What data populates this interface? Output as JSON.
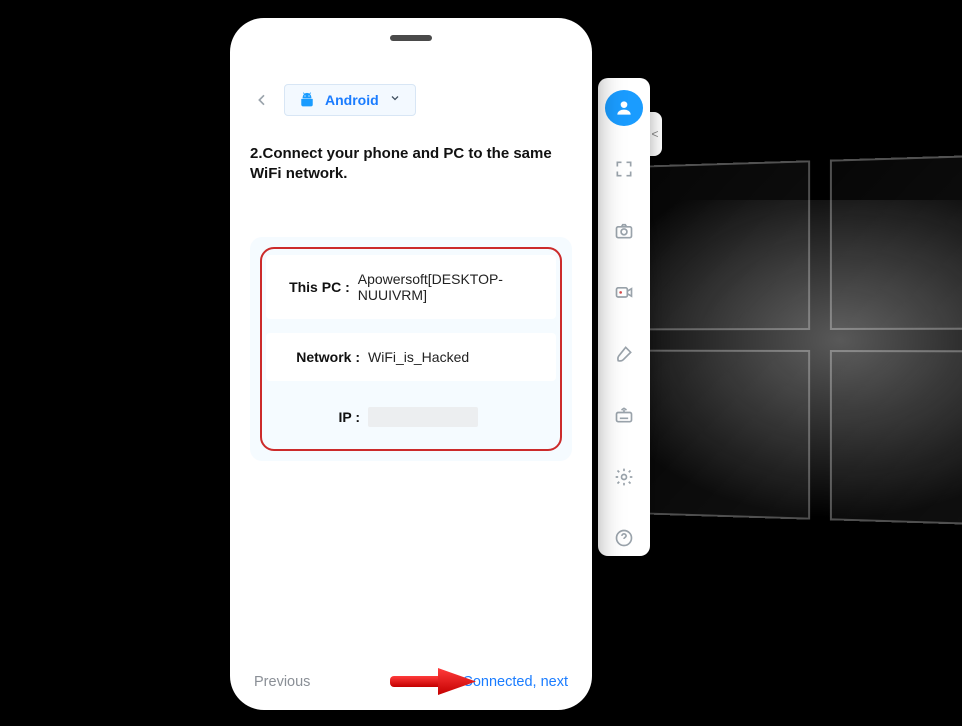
{
  "header": {
    "os_label": "Android"
  },
  "instruction": "2.Connect your phone and PC to the same WiFi network.",
  "info": {
    "pc_label": "This PC  :",
    "pc_value": "Apowersoft[DESKTOP-NUUIVRM]",
    "network_label": "Network :",
    "network_value": "WiFi_is_Hacked",
    "ip_label": "IP   :"
  },
  "nav": {
    "previous": "Previous",
    "next": "Connected, next"
  },
  "toolbar": {
    "expand_hint": "<"
  }
}
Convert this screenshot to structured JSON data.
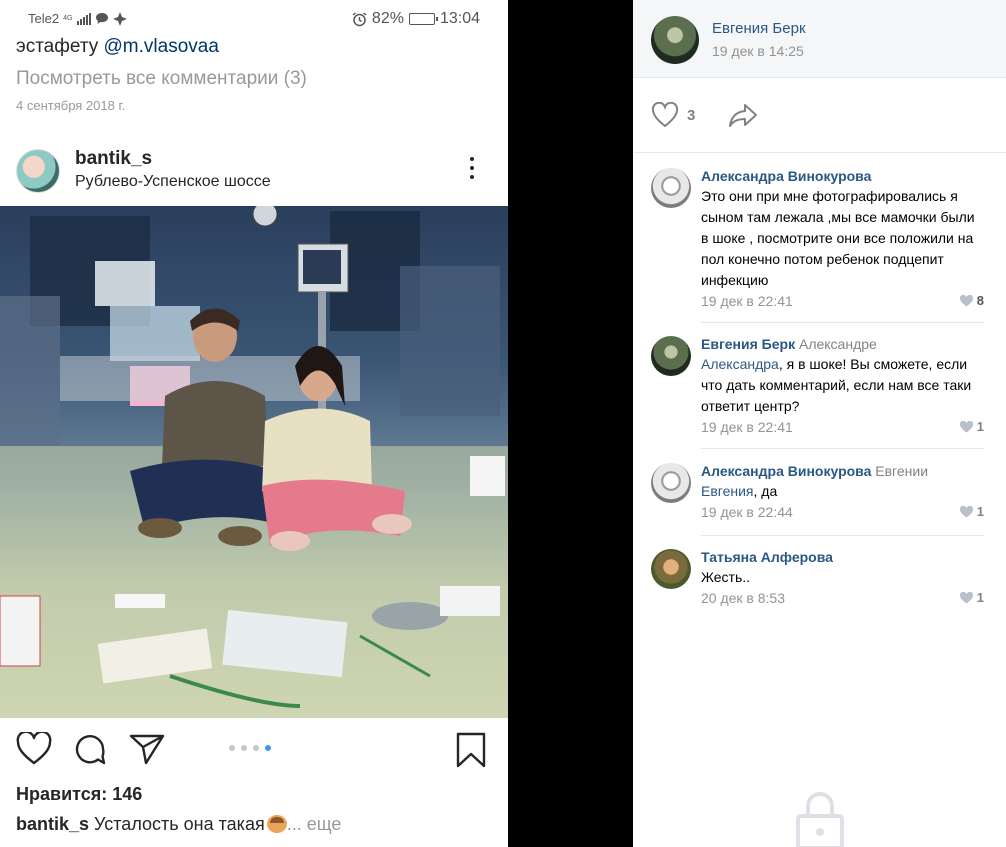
{
  "instagram": {
    "status_bar": {
      "carrier": "Tele2",
      "network": "4G",
      "battery": "82%",
      "battery_level": 0.82,
      "time": "13:04"
    },
    "prev_post": {
      "caption_text": "эстафету ",
      "caption_mention": "@m.vlasovaa",
      "view_comments": "Посмотреть все комментарии (3)",
      "date": "4 сентября 2018 г."
    },
    "post": {
      "username": "bantik_s",
      "location": "Рублево-Успенское шоссе",
      "likes": "Нравится: 146",
      "caption_user": "bantik_s",
      "caption_text": " Усталость она такая",
      "caption_more": "... еще",
      "carousel_pages": 4,
      "carousel_active": 4
    },
    "icons": [
      "heart-icon",
      "comment-icon",
      "send-icon",
      "bookmark-icon",
      "more-vertical-icon"
    ]
  },
  "vk": {
    "author": {
      "name": "Евгения Берк",
      "time": "19 дек в 14:25"
    },
    "likes_count": "3",
    "comments": [
      {
        "name": "Александра Винокурова",
        "reply_to": "",
        "ref": "",
        "text": "Это они при мне фотографировались я сыном там лежала ,мы все мамочки были в шоке , посмотрите они все положили на пол конечно потом ребенок подцепит инфекцию",
        "date": "19 дек в 22:41",
        "likes": "8"
      },
      {
        "name": "Евгения Берк",
        "reply_to": " Александре",
        "ref": "Александра",
        "text": ", я в шоке! Вы сможете, если что дать комментарий, если нам все таки ответит центр?",
        "date": "19 дек в 22:41",
        "likes": "1"
      },
      {
        "name": "Александра Винокурова",
        "reply_to": " Евгении",
        "ref": "Евгения",
        "text": ", да",
        "date": "19 дек в 22:44",
        "likes": "1"
      },
      {
        "name": "Татьяна Алферова",
        "reply_to": "",
        "ref": "",
        "text": "Жесть..",
        "date": "20 дек в 8:53",
        "likes": "1"
      }
    ]
  }
}
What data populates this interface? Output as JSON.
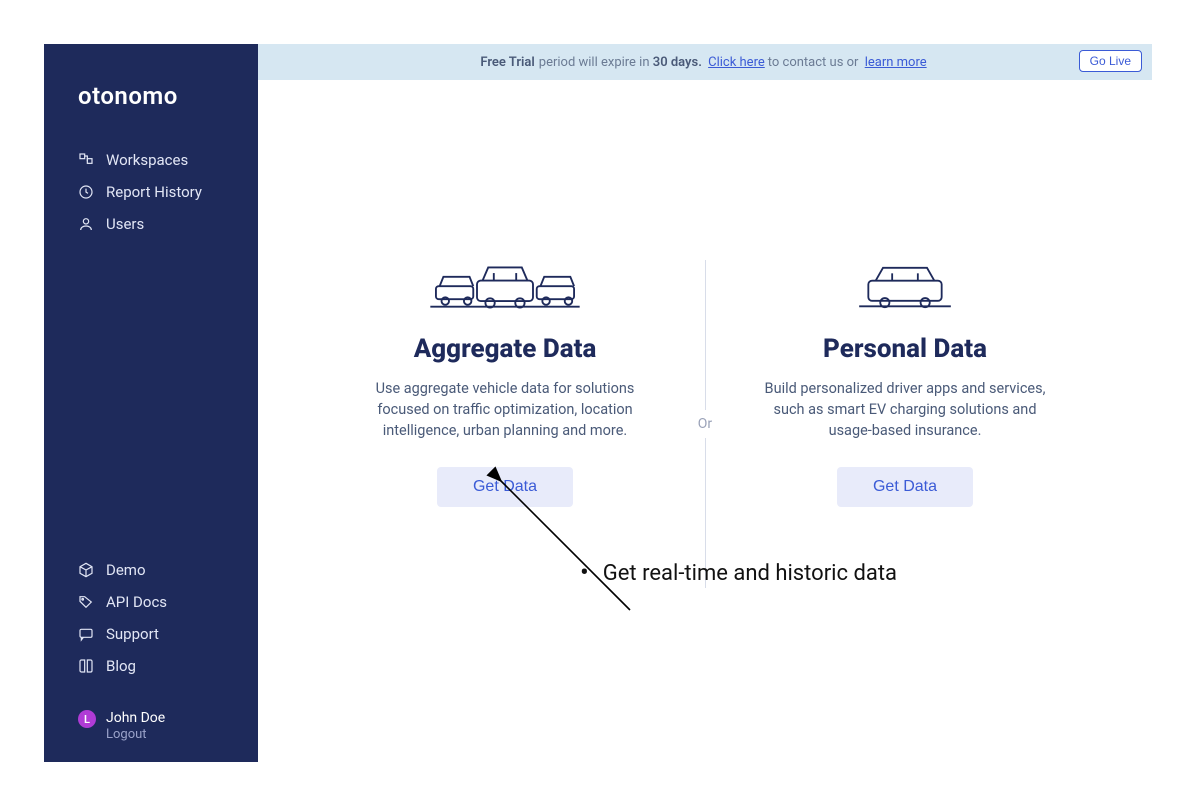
{
  "brand": "otonomo",
  "sidebar": {
    "primary": [
      {
        "label": "Workspaces"
      },
      {
        "label": "Report History"
      },
      {
        "label": "Users"
      }
    ],
    "secondary": [
      {
        "label": "Demo"
      },
      {
        "label": "API Docs"
      },
      {
        "label": "Support"
      },
      {
        "label": "Blog"
      }
    ]
  },
  "user": {
    "initial": "L",
    "name": "John Doe",
    "logout": "Logout"
  },
  "banner": {
    "bold": "Free Trial",
    "mid1": "period will expire in",
    "days": "30 days.",
    "link1": "Click here",
    "mid2": "to contact us or",
    "link2": "learn more",
    "golive": "Go Live"
  },
  "cards": {
    "left": {
      "title": "Aggregate Data",
      "desc": "Use aggregate vehicle data for solutions focused on traffic optimization, location intelligence, urban planning and more.",
      "button": "Get Data"
    },
    "or": "Or",
    "right": {
      "title": "Personal Data",
      "desc": "Build personalized driver apps and services, such as smart EV charging solutions and usage-based insurance.",
      "button": "Get Data"
    }
  },
  "annotation": {
    "text": "Get real-time and historic data"
  }
}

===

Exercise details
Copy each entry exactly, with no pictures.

Answer to this task
What data populates this interface? Output as JSON.
{
  "header": {
    "os_label": "Android"
  },
  "instruction": "2.Connect your phone and PC to the same WiFi network.",
  "info": {
    "pc_label": "This PC  :",
    "pc_value": "Apowersoft[DESKTOP-NUUIVRM]",
    "network_label": "Network :",
    "network_value": "WiFi_is_Hacked",
    "ip_label": "IP   :"
  },
  "nav": {
    "previous": "Previous",
    "next": "Connected, next"
  },
  "toolbar": {
    "expand_hint": "<"
  }
}
Convert this screenshot to structured JSON data.
{
  "instagram": {
    "status_bar": {
      "carrier": "Tele2",
      "network": "4G",
      "battery": "82%",
      "battery_level": 0.82,
      "time": "13:04"
    },
    "prev_post": {
      "caption_text": "эстафету ",
      "caption_mention": "@m.vlasovaa",
      "view_comments": "Посмотреть все комментарии (3)",
      "date": "4 сентября 2018 г."
    },
    "post": {
      "username": "bantik_s",
      "location": "Рублево-Успенское шоссе",
      "likes": "Нравится: 146",
      "caption_user": "bantik_s",
      "caption_text": " Усталость она такая",
      "caption_more": "... еще",
      "carousel_pages": 4,
      "carousel_active": 4
    },
    "icons": [
      "heart-icon",
      "comment-icon",
      "send-icon",
      "bookmark-icon",
      "more-vertical-icon"
    ]
  },
  "vk": {
    "author": {
      "name": "Евгения Берк",
      "time": "19 дек в 14:25"
    },
    "likes_count": "3",
    "comments": [
      {
        "name": "Александра Винокурова",
        "reply_to": "",
        "ref": "",
        "text": "Это они при мне фотографировались я сыном там лежала ,мы все мамочки были в шоке , посмотрите они все положили на пол конечно потом ребенок подцепит инфекцию",
        "date": "19 дек в 22:41",
        "likes": "8"
      },
      {
        "name": "Евгения Берк",
        "reply_to": " Александре",
        "ref": "Александра",
        "text": ", я в шоке! Вы сможете, если что дать комментарий, если нам все таки ответит центр?",
        "date": "19 дек в 22:41",
        "likes": "1"
      },
      {
        "name": "Александра Винокурова",
        "reply_to": " Евгении",
        "ref": "Евгения",
        "text": ", да",
        "date": "19 дек в 22:44",
        "likes": "1"
      },
      {
        "name": "Татьяна Алферова",
        "reply_to": "",
        "ref": "",
        "text": "Жесть..",
        "date": "20 дек в 8:53",
        "likes": "1"
      }
    ]
  }
}
What data populates this interface? Output as JSON.
{
  "brand": "otonomo",
  "sidebar": {
    "primary": [
      {
        "label": "Workspaces"
      },
      {
        "label": "Report History"
      },
      {
        "label": "Users"
      }
    ],
    "secondary": [
      {
        "label": "Demo"
      },
      {
        "label": "API Docs"
      },
      {
        "label": "Support"
      },
      {
        "label": "Blog"
      }
    ]
  },
  "user": {
    "initial": "L",
    "name": "John Doe",
    "logout": "Logout"
  },
  "banner": {
    "bold": "Free Trial",
    "mid1": "period will expire in",
    "days": "30 days.",
    "link1": "Click here",
    "mid2": "to contact us or",
    "link2": "learn more",
    "golive": "Go Live"
  },
  "cards": {
    "left": {
      "title": "Aggregate Data",
      "desc": "Use aggregate vehicle data for solutions focused on traffic optimization, location intelligence, urban planning and more.",
      "button": "Get Data"
    },
    "or": "Or",
    "right": {
      "title": "Personal Data",
      "desc": "Build personalized driver apps and services, such as smart EV charging solutions and usage-based insurance.",
      "button": "Get Data"
    }
  },
  "annotation": {
    "text": "Get real-time and historic data"
  }
}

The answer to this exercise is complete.